It’s Wednesday morning, the alarm rings at 7 a.m.; I have an hour until my PET scan. We arrive at the clinic and the doctor checks my blood sugar. He then says with a big smile on his face “In few minutes you’re going to be radioactive”, as if I wasn’t uneasy enough. He then injects me with some radioactive sugar and tells me I will have to wait an hour for the sugar to circulate through my bloodstream. After reclining the electronic chair, shutting off the lights, and closing the curtain he says “Just go to sleep. Don’t worry, it’s easy”. Obviously he has never had cancer. I took a while to again pray for answers, then started thinking about what my priorities would be over the course of the next five years. After the scan is finished my mom and I walk to our favorite downtown restaurant and have some lunch, waiting for the results of the PET scan and for the pathologists at the Mayo clinic to review the slides from Green Bay.
We pray for hours on the outside tables of the restaurant, which are right on the sidewalk. The sights and sounds of the city seem to fade away as I am drawn into deeper and deeper thought and prayer. Then, suddenly, my phone rings, and mom answers. It’s the dermatologist we met at the clinic on Tuesday. He tells my mom “I have good news”. My mother gratefully responds “I love you Dr. Roenigk”. All lab work including the PET scan came back negative for cancer, and the pathology report from the Mayo Clinic was astonishing.

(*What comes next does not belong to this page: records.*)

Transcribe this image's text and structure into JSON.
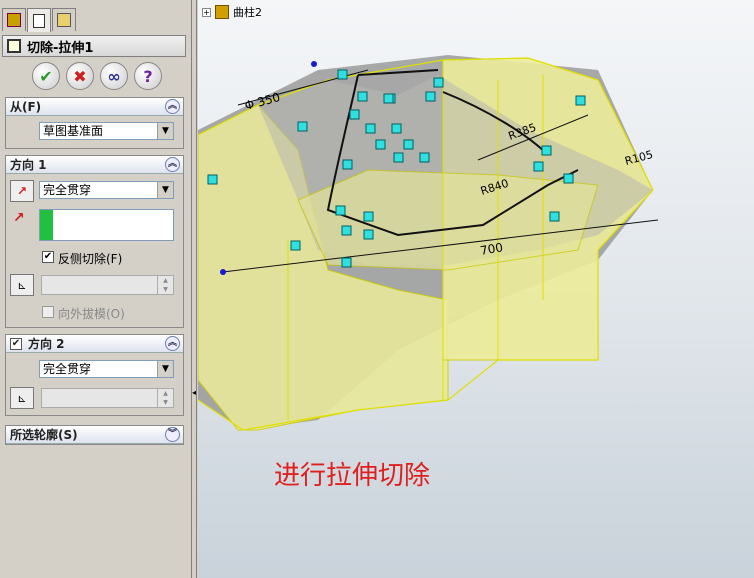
{
  "tree": {
    "item_label": "曲柱2"
  },
  "feature": {
    "title": "切除-拉伸1"
  },
  "actions": {
    "ok": "✔",
    "cancel": "✖",
    "detail": "∞",
    "help": "?"
  },
  "from": {
    "header": "从(F)",
    "value": "草图基准面"
  },
  "direction1": {
    "header": "方向 1",
    "end_condition": "完全贯穿",
    "flip_side_label": "反侧切除(F)",
    "flip_side_checked": true,
    "draft_label": "向外拔模(O)",
    "draft_checked": false
  },
  "direction2": {
    "header": "方向 2",
    "enabled": true,
    "end_condition": "完全贯穿"
  },
  "selected_contours": {
    "header": "所选轮廓(S)"
  },
  "sketch": {
    "dimensions": [
      "Φ 350",
      "R385",
      "R105",
      "R840",
      "700"
    ]
  },
  "caption": "进行拉伸切除",
  "colors": {
    "accent_red": "#e0201e",
    "model_yellow": "#f0f0a0",
    "sketch_blue": "#1a1ad0"
  }
}
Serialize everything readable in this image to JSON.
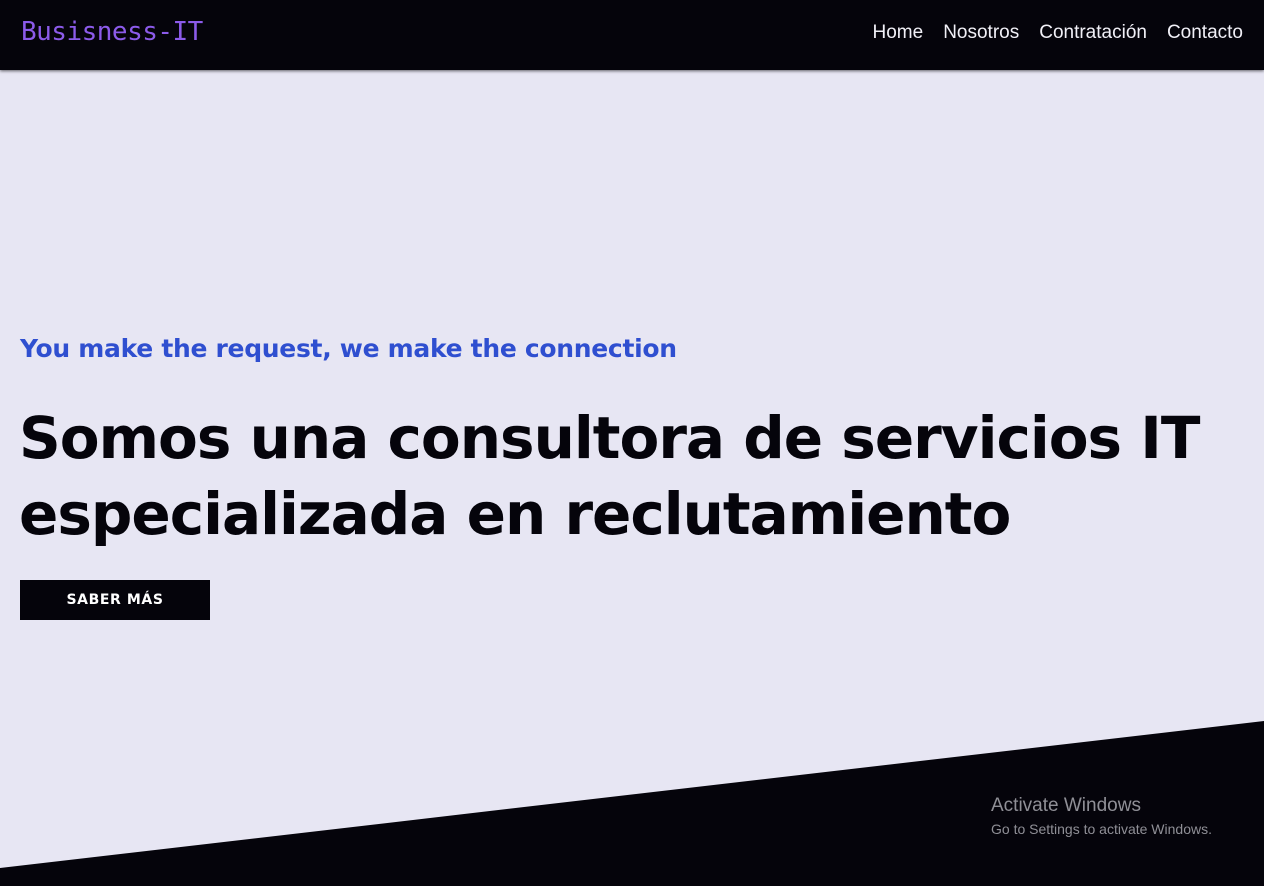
{
  "nav": {
    "logo": "Busisness-IT",
    "links": [
      {
        "label": "Home"
      },
      {
        "label": "Nosotros"
      },
      {
        "label": "Contratación"
      },
      {
        "label": "Contacto"
      }
    ]
  },
  "hero": {
    "tagline": "You make the request, we make the connection",
    "headline": "Somos una consultora de servicios IT especializada en reclutamiento",
    "cta_label": "SABER MÁS"
  },
  "watermark": {
    "title": "Activate Windows",
    "subtitle": "Go to Settings to activate Windows."
  },
  "colors": {
    "background": "#e7e6f3",
    "navbar": "#05040b",
    "logo": "#8c5bea",
    "tagline": "#2f4fd0",
    "headline": "#05040b",
    "button": "#05040b"
  }
}
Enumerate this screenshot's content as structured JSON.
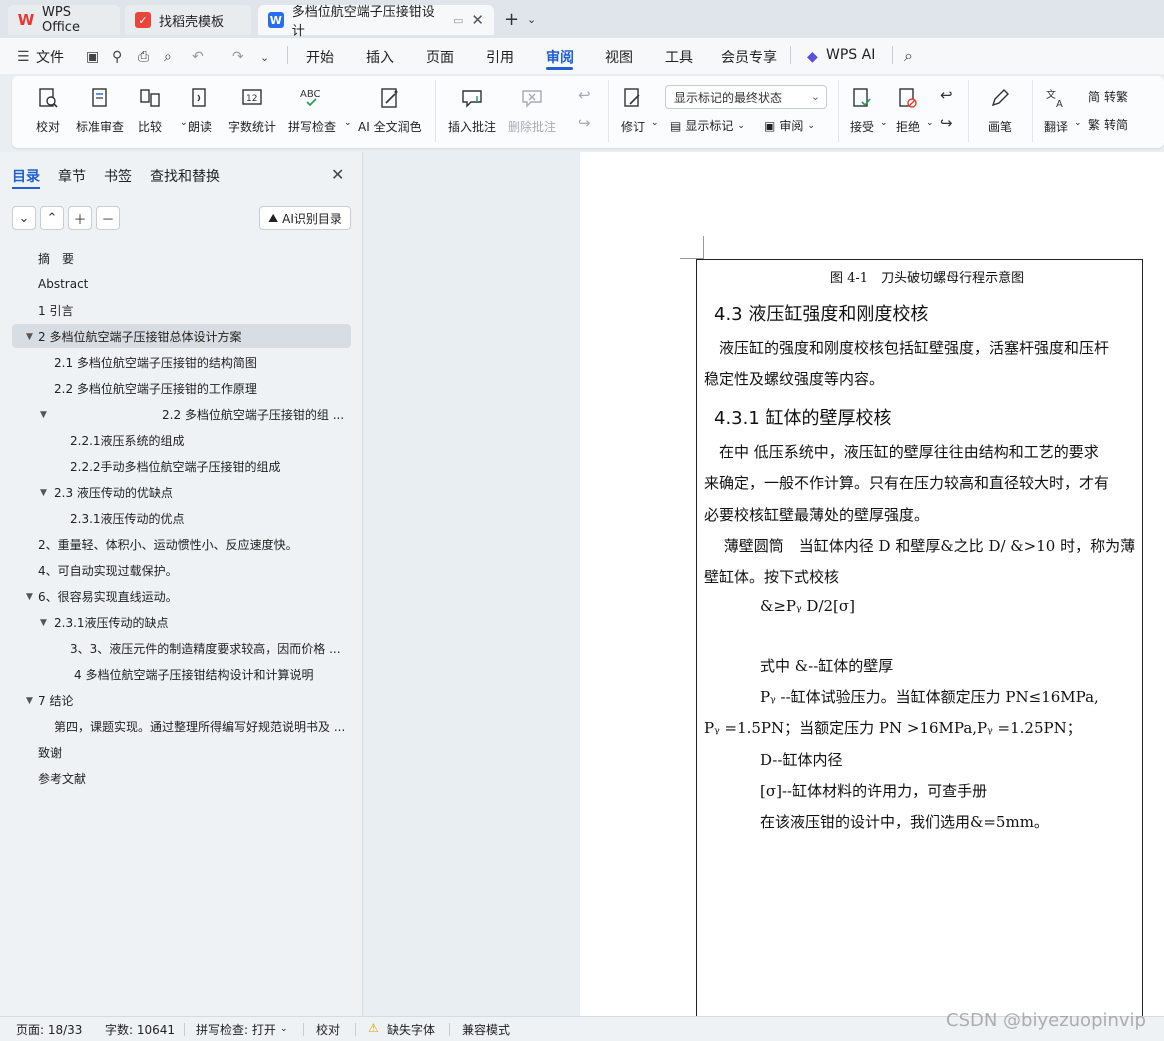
{
  "tabs": [
    {
      "label": "WPS Office"
    },
    {
      "label": "找稻壳模板"
    },
    {
      "label": "多档位航空端子压接钳设计"
    }
  ],
  "menu": {
    "file": "文件",
    "items": [
      "开始",
      "插入",
      "页面",
      "引用",
      "审阅",
      "视图",
      "工具",
      "会员专享"
    ],
    "active": "审阅",
    "wps_ai": "WPS AI"
  },
  "ribbon": {
    "proofread": "校对",
    "standard_review": "标准审查",
    "compare": "比较",
    "read_aloud": "朗读",
    "word_count": "字数统计",
    "spell_check": "拼写检查",
    "ai_polish": "AI 全文润色",
    "insert_comment": "插入批注",
    "delete_comment": "删除批注",
    "track": "修订",
    "markup_mode": "显示标记的最终状态",
    "show_markup": "显示标记",
    "review_pane": "审阅",
    "accept": "接受",
    "reject": "拒绝",
    "pen": "画笔",
    "translate": "翻译",
    "to_traditional": "转繁",
    "to_simplified": "转简"
  },
  "nav": {
    "tabs": [
      "目录",
      "章节",
      "书签",
      "查找和替换"
    ],
    "ai_toc": "AI识别目录",
    "toc": [
      "摘　要",
      "Abstract",
      "1 引言",
      "2 多档位航空端子压接钳总体设计方案",
      "2.1 多档位航空端子压接钳的结构简图",
      "2.2 多档位航空端子压接钳的工作原理",
      "2.2 多档位航空端子压接钳的组 ...",
      "2.2.1液压系统的组成",
      "2.2.2手动多档位航空端子压接钳的组成",
      "2.3 液压传动的优缺点",
      "2.3.1液压传动的优点",
      "2、重量轻、体积小、运动惯性小、反应速度快。",
      "4、可自动实现过载保护。",
      "6、很容易实现直线运动。",
      "2.3.1液压传动的缺点",
      "3、3、液压元件的制造精度要求较高，因而价格 ...",
      "4 多档位航空端子压接钳结构设计和计算说明",
      "7 结论",
      "第四，课题实现。通过整理所得编写好规范说明书及 ...",
      "致谢",
      "参考文献"
    ]
  },
  "document": {
    "caption": "图 4-1　刀头破切螺母行程示意图",
    "h1": "4.3 液压缸强度和刚度校核",
    "p1a": "　液压缸的强度和刚度校核包括缸壁强度，活塞杆强度和压杆",
    "p1b": "稳定性及螺纹强度等内容。",
    "h2": "4.3.1 缸体的壁厚校核",
    "p2a": "　在中 低压系统中，液压缸的壁厚往往由结构和工艺的要求",
    "p2b": "来确定，一般不作计算。只有在压力较高和直径较大时，才有",
    "p2c": "必要校核缸壁最薄处的壁厚强度。",
    "p3a": "　 薄壁圆筒　当缸体内径 D 和壁厚&之比 D/ &>10 时，称为薄",
    "p3b": "壁缸体。按下式校核",
    "formula": "&≥Pᵧ D/2[σ]",
    "where1": "式中 &--缸体的壁厚",
    "where2": "Pᵧ --缸体试验压力。当缸体额定压力 PN≤16MPa,",
    "where3": "Pᵧ =1.5PN；当额定压力 PN >16MPa,Pᵧ =1.25PN；",
    "where4": "D--缸体内径",
    "where5": "[σ]--缸体材料的许用力，可查手册",
    "where6": "在该液压钳的设计中，我们选用&=5mm。"
  },
  "status": {
    "page": "页面: 18/33",
    "words": "字数: 10641",
    "spell": "拼写检查: 打开",
    "proof": "校对",
    "missing_font": "缺失字体",
    "compat": "兼容模式"
  },
  "watermark": "CSDN @biyezuopinvip",
  "colors": {
    "accent": "#1f5fd1",
    "wps_red": "#e33b2e"
  }
}
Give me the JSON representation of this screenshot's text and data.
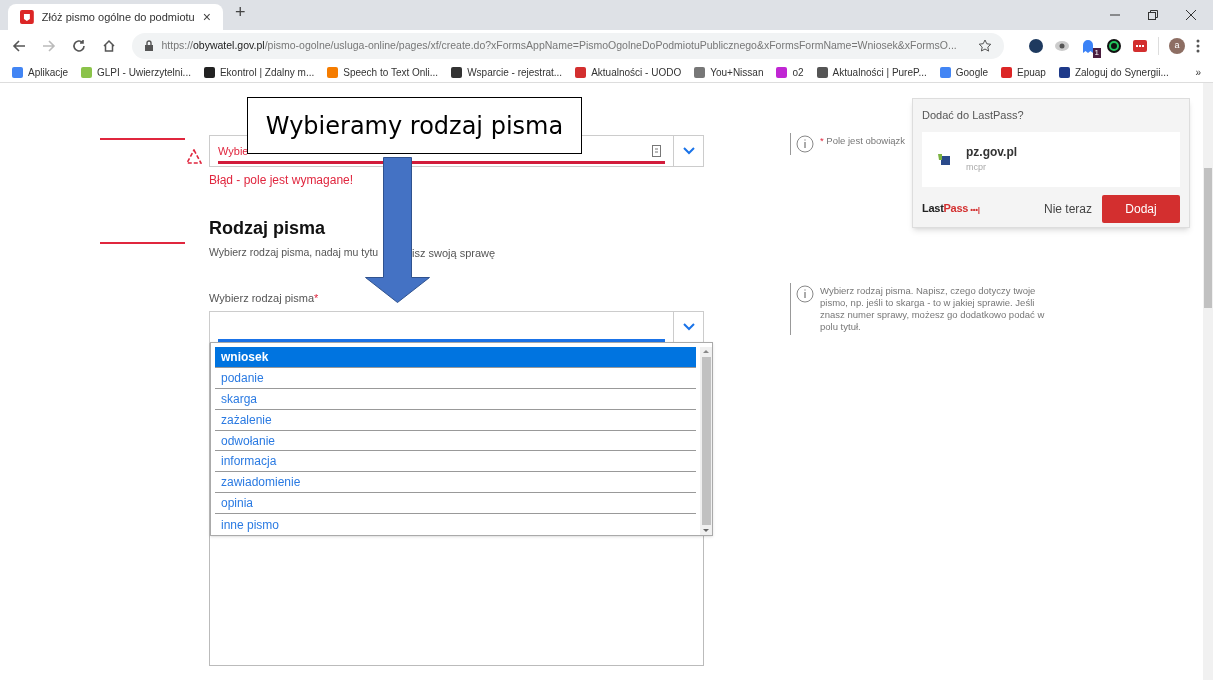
{
  "browser": {
    "tab": {
      "title": "Złóż pismo ogólne do podmiotu",
      "close": "×"
    },
    "new_tab": "+",
    "url": {
      "scheme": "https://",
      "host": "obywatel.gov.pl",
      "path": "/pismo-ogolne/usluga-online/pages/xf/create.do?xFormsAppName=PismoOgolneDoPodmiotuPublicznego&xFormsFormName=Wniosek&xFormsO..."
    },
    "bookmarks": [
      {
        "label": "Aplikacje",
        "color": "#4285f4"
      },
      {
        "label": "GLPI - Uwierzytelni...",
        "color": "#8bc34a"
      },
      {
        "label": "Ekontrol | Zdalny m...",
        "color": "#222222"
      },
      {
        "label": "Speech to Text Onli...",
        "color": "#f57c00"
      },
      {
        "label": "Wsparcie - rejestrat...",
        "color": "#333333"
      },
      {
        "label": "Aktualności - UODO",
        "color": "#d32f2f"
      },
      {
        "label": "You+Nissan",
        "color": "#777777"
      },
      {
        "label": "o2",
        "color": "#c026d3"
      },
      {
        "label": "Aktualności | PureP...",
        "color": "#555555"
      },
      {
        "label": "Google",
        "color": "#4285f4"
      },
      {
        "label": "Epuap",
        "color": "#dc2626"
      },
      {
        "label": "Zaloguj do Synergii...",
        "color": "#1e3a8a"
      }
    ],
    "bookmarks_more": "»",
    "extension_badge": "1",
    "avatar": "a"
  },
  "form": {
    "office_field": {
      "placeholder": "Wybie",
      "invalid": true
    },
    "error": "Błąd - pole jest wymagane!",
    "section_title": "Rodzaj pisma",
    "section_subtitle": [
      "Wybierz rodzaj pisma, nadaj mu tytu",
      "isz swoją sprawę"
    ],
    "type_label": "Wybierz rodzaj pisma",
    "required_mark": "*",
    "type_options": [
      {
        "label": "wniosek",
        "selected": true
      },
      {
        "label": "podanie",
        "selected": false
      },
      {
        "label": "skarga",
        "selected": false
      },
      {
        "label": "zażalenie",
        "selected": false
      },
      {
        "label": "odwołanie",
        "selected": false
      },
      {
        "label": "informacja",
        "selected": false
      },
      {
        "label": "zawiadomienie",
        "selected": false
      },
      {
        "label": "opinia",
        "selected": false
      },
      {
        "label": "inne pismo",
        "selected": false
      }
    ]
  },
  "hints": [
    {
      "mark": "*",
      "text": "Pole jest obowiązk"
    },
    {
      "text": "Wybierz rodzaj pisma. Napisz, czego dotyczy twoje pismo, np. jeśli to skarga - to w jakiej sprawie. Jeśli znasz numer sprawy, możesz go dodatkowo podać w polu tytuł."
    }
  ],
  "lastpass": {
    "title": "Dodać do LastPass?",
    "site": "pz.gov.pl",
    "user": "mcpr",
    "brand_dark": "Last",
    "brand_red": "Pass",
    "brand_dots": "•••|",
    "dismiss": "Nie teraz",
    "confirm": "Dodaj"
  },
  "callout": "Wybieramy rodzaj pisma"
}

All the pathologists at the clinic passed my biopsy slides around the lab, since they had never seen anything like this before. Two moles, a blue nevus and a spitz nevus, had combined. These two combined moles made the cellular structure look exactly like cancer, and only the most experienced pathologists would ever be able to see this. Had I stayed in Green Bay I would have had extensive surgery and began chemotherapy, but I was spared from all that pain and illness due to the experience of the pathologists at Mayo. Dr. Roenigk tells us to meet him at the clinic and he will perform a small excision to remove the remainder of the mole, then we would be free to go.
On the way I tell my mom some big news. Although I’m not sure when, during the course of our stay I realized I wanted to be a doctor, specializing in oncology. Until this time I had no idea what I really wanted to do with my life. “I know now”, I told her. Then I remembered what I told my mom back when I first was told I had cancer. God gave me it for a “good reason”. Although I didn’t know it, I was right. God had a plan.